McEnroe review tennis’s original bad boy takes stock

The rock’n’roll bad boy of tennis is watchably if uncritically celebrated in this documentary portrait by Barney Douglas; it is a film that leaves unsolved the riddle, if it is a riddle, of John McEnroe’s confrontational on-court personality. (Ever since my own teen years, I have been waiting for an interviewer to ask John if he ever saw an opponent’s ball called out when it was obviously in, and was tempted to scream with perfectionist rage against his own interests.) McEnroe is an engaging raconteur: funny and disarming about his excessive drug use – specifically cocaine – under the influence of Dionysiac sensualist and Studio 54-habitué Vitas Gerulaitis back in the good old days of the wooden racket and the disco glitter ball. It surely exacerbated his alarming temper. “People today use performance-enhancing drugs,” says McEnroe. “We used performance-detracting drugs.” And as for drugs not being good for you, McEnroe cheerfully says: “They were good so you can appreciate your life a little more …” McEnroe can still summon a snarl when he remembers being told off by the grumpy Wimbledon authorities for not showing up to the champions’ dinner and doing the traditional dance with ladies’ champ Martina Navratilova: “Big fucking deal!”

But the awful truth is that the good times were when he was on the way up, culminating in the mythic encounters with Björn Borg. Being and staying at the top was lonely and stressed; McEnroe’s invincibility inevitably cracked as the 80s wore on, and the road back down was unpleasant, complicated by his disintegrating marriage to Tatum O’Neal and his complex relationship with his father-slash-manager John McEnroe (who is shown reprimanding an interviewer for calling him “John McEnroe Sr” – he is just “John McEnroe”, he says; his son is “John McEnroe Jr”). John had to fire his dad as his manager because, he said, he wanted a real relationship with him. Doubtless that’s true for the most part, although I wonder if a part of both men knew that he was firing his dad because he thought a professional manager could reverse his slump.
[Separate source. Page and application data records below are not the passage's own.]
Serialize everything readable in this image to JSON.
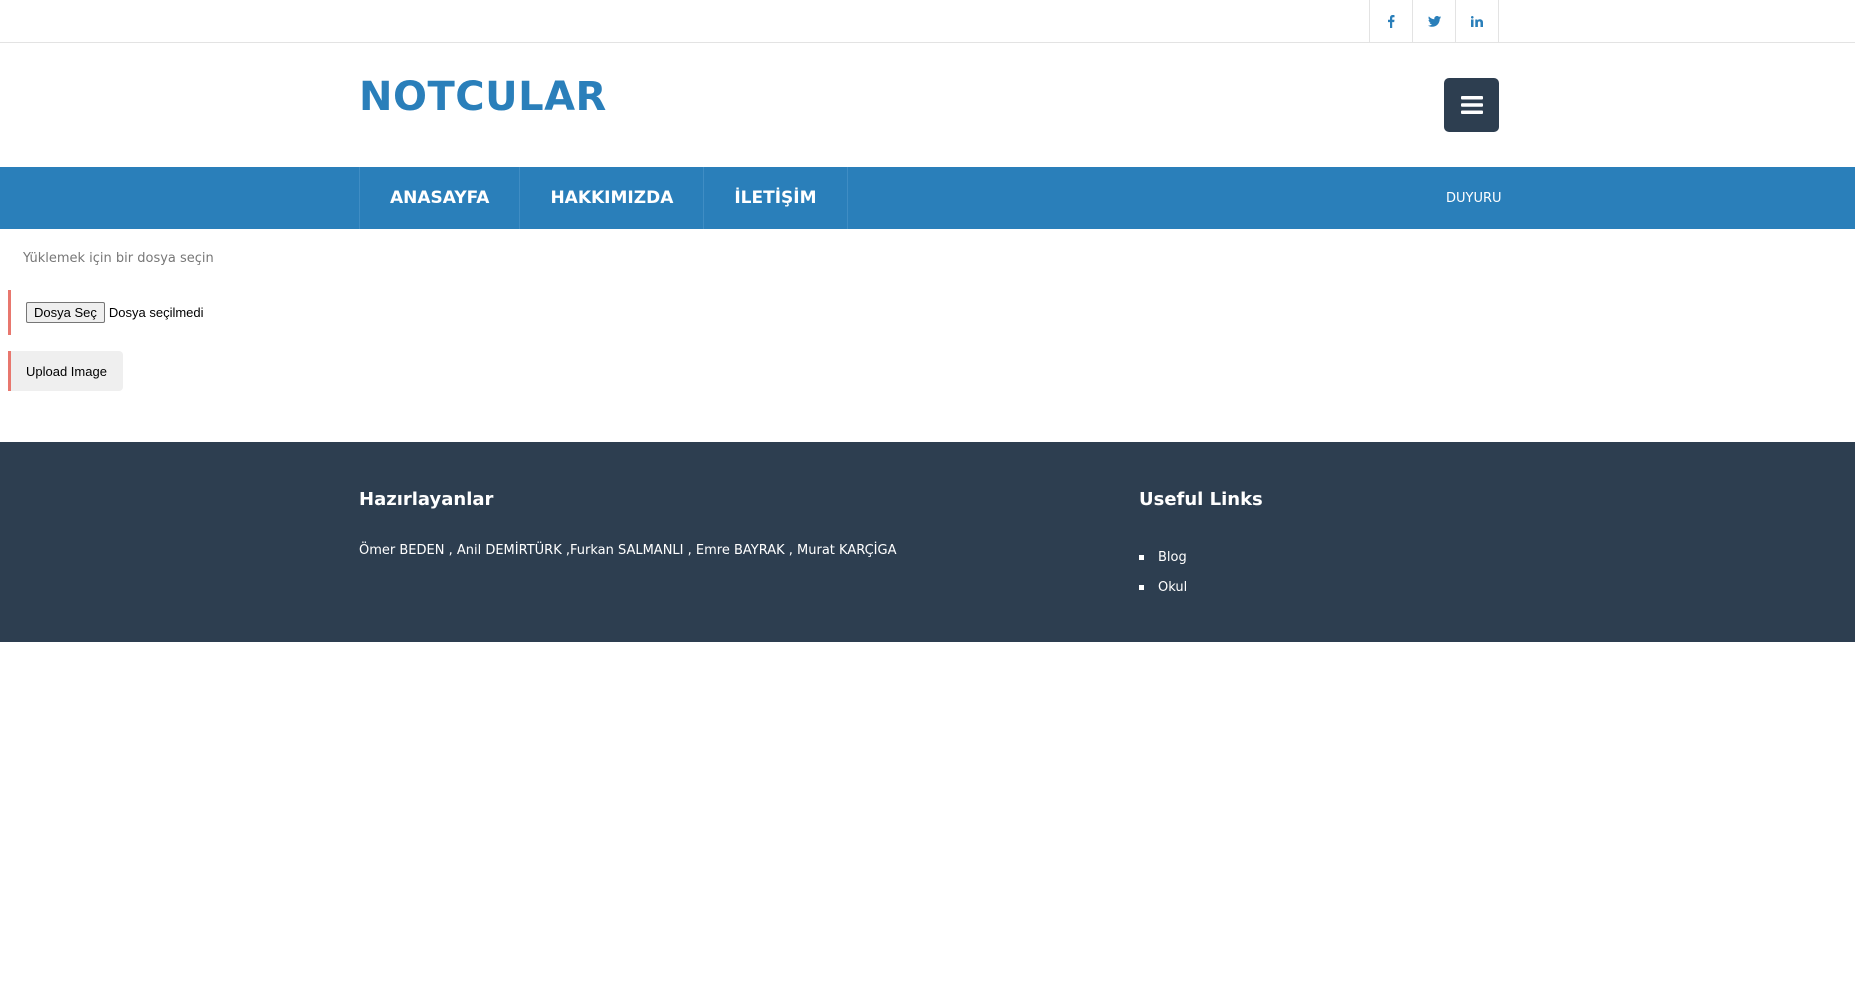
{
  "social": {
    "facebook_icon": "facebook-icon",
    "twitter_icon": "twitter-icon",
    "linkedin_icon": "linkedin-icon"
  },
  "header": {
    "logo": "NOTCULAR",
    "menu_icon": "hamburger-menu-icon"
  },
  "nav": {
    "items": [
      {
        "label": "ANASAYFA"
      },
      {
        "label": "HAKKIMIZDA"
      },
      {
        "label": "İLETİŞİM"
      }
    ],
    "right_label": "DUYURU"
  },
  "content": {
    "upload_label": "Yüklemek için bir dosya seçin",
    "file_button": "Dosya Seç",
    "file_status": "Dosya seçilmedi",
    "upload_button": "Upload Image"
  },
  "footer": {
    "col1_title": "Hazırlayanlar",
    "authors": "Ömer BEDEN , Anil DEMİRTÜRK ,Furkan SALMANLI , Emre BAYRAK , Murat KARÇİGA",
    "col2_title": "Useful Links",
    "links": [
      {
        "label": "Blog"
      },
      {
        "label": "Okul"
      }
    ]
  },
  "colors": {
    "brand_blue": "#2a7fba",
    "dark_navy": "#2d3e50",
    "accent_red": "#e8776e"
  }
}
I would have liked to hear more about McEnroe’s participation in seniors’ tournaments and his tremendous commentating career for the BBC. And I wondered if anyone was going to compare him with that other celebrity bad boy New Yorker and uber-winner with a formidable dad: Donald Trump. And what about his legacy? Did he normalise aggressive behaviour in tennis? It doesn’t look like it; perhaps the group dynamic is that there is only ever room for one superbrat, and now it seems to be Nick Kyrgios. The film shows McEnroe pacing the night-time streets of New York: it’s as good a metaphor as any for his restless personality.